# DATA RECORDS
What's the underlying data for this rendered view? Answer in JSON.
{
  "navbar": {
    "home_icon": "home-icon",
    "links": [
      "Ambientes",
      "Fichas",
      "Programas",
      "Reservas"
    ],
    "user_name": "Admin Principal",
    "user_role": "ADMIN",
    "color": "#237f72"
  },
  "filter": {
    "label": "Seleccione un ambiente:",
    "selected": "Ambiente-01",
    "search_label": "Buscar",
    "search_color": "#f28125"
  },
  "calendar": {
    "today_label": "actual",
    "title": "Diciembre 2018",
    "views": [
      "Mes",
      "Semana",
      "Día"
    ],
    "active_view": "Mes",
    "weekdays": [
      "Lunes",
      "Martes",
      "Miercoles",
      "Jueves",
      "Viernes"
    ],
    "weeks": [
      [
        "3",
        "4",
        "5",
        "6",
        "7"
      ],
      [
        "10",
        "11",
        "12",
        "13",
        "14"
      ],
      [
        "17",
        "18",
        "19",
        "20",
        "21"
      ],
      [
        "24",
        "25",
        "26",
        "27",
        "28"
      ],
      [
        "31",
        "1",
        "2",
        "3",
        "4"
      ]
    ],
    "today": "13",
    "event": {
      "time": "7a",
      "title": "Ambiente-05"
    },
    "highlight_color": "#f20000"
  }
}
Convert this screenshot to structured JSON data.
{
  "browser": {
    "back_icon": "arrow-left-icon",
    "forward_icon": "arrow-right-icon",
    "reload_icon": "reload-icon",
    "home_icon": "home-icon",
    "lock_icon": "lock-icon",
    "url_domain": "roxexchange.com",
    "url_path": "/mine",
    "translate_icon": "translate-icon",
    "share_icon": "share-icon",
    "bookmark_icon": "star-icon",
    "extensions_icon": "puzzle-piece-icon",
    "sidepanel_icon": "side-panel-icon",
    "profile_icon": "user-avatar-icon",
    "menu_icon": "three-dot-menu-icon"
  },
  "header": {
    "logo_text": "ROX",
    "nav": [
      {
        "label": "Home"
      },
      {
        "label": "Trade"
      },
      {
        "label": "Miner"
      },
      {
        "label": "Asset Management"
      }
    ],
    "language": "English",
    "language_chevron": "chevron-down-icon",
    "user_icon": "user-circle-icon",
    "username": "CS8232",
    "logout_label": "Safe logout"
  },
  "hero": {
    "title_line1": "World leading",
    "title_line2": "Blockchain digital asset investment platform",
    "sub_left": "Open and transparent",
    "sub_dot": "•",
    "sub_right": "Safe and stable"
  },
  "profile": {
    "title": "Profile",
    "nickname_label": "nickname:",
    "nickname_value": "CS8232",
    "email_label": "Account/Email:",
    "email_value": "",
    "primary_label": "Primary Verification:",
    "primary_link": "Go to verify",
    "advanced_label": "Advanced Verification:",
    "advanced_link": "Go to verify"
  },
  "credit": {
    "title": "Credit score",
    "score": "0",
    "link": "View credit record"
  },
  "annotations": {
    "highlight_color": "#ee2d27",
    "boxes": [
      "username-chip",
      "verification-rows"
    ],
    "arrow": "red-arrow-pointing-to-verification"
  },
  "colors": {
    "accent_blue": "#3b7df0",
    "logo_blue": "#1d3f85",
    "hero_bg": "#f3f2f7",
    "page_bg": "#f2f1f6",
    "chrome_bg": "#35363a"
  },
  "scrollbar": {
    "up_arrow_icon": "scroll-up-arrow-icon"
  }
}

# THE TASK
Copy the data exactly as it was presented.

# PROBLEM SOLUTION
What's the underlying data for this rendered view? Answer in JSON.
{
  "navbar": {
    "home_icon": "home-icon",
    "links": [
      "Ambientes",
      "Fichas",
      "Programas",
      "Reservas"
    ],
    "user_name": "Admin Principal",
    "user_role": "ADMIN",
    "color": "#237f72"
  },
  "filter": {
    "label": "Seleccione un ambiente:",
    "selected": "Ambiente-01",
    "search_label": "Buscar",
    "search_color": "#f28125"
  },
  "calendar": {
    "today_label": "actual",
    "title": "Diciembre 2018",
    "views": [
      "Mes",
      "Semana",
      "Día"
    ],
    "active_view": "Mes",
    "weekdays": [
      "Lunes",
      "Martes",
      "Miercoles",
      "Jueves",
      "Viernes"
    ],
    "weeks": [
      [
        "3",
        "4",
        "5",
        "6",
        "7"
      ],
      [
        "10",
        "11",
        "12",
        "13",
        "14"
      ],
      [
        "17",
        "18",
        "19",
        "20",
        "21"
      ],
      [
        "24",
        "25",
        "26",
        "27",
        "28"
      ],
      [
        "31",
        "1",
        "2",
        "3",
        "4"
      ]
    ],
    "today": "13",
    "event": {
      "time": "7a",
      "title": "Ambiente-05"
    },
    "highlight_color": "#f20000"
  }
}
Convert this screenshot to structured JSON data.
{
  "browser": {
    "back_icon": "arrow-left-icon",
    "forward_icon": "arrow-right-icon",
    "reload_icon": "reload-icon",
    "home_icon": "home-icon",
    "lock_icon": "lock-icon",
    "url_domain": "roxexchange.com",
    "url_path": "/mine",
    "translate_icon": "translate-icon",
    "share_icon": "share-icon",
    "bookmark_icon": "star-icon",
    "extensions_icon": "puzzle-piece-icon",
    "sidepanel_icon": "side-panel-icon",
    "profile_icon": "user-avatar-icon",
    "menu_icon": "three-dot-menu-icon"
  },
  "header": {
    "logo_text": "ROX",
    "nav": [
      {
        "label": "Home"
      },
      {
        "label": "Trade"
      },
      {
        "label": "Miner"
      },
      {
        "label": "Asset Management"
      }
    ],
    "language": "English",
    "language_chevron": "chevron-down-icon",
    "user_icon": "user-circle-icon",
    "username": "CS8232",
    "logout_label": "Safe logout"
  },
  "hero": {
    "title_line1": "World leading",
    "title_line2": "Blockchain digital asset investment platform",
    "sub_left": "Open and transparent",
    "sub_dot": "•",
    "sub_right": "Safe and stable"
  },
  "profile": {
    "title": "Profile",
    "nickname_label": "nickname:",
    "nickname_value": "CS8232",
    "email_label": "Account/Email:",
    "email_value": "",
    "primary_label": "Primary Verification:",
    "primary_link": "Go to verify",
    "advanced_label": "Advanced Verification:",
    "advanced_link": "Go to verify"
  },
  "credit": {
    "title": "Credit score",
    "score": "0",
    "link": "View credit record"
  },
  "annotations": {
    "highlight_color": "#ee2d27",
    "boxes": [
      "username-chip",
      "verification-rows"
    ],
    "arrow": "red-arrow-pointing-to-verification"
  },
  "colors": {
    "accent_blue": "#3b7df0",
    "logo_blue": "#1d3f85",
    "hero_bg": "#f3f2f7",
    "page_bg": "#f2f1f6",
    "chrome_bg": "#35363a"
  },
  "scrollbar": {
    "up_arrow_icon": "scroll-up-arrow-icon"
  }
}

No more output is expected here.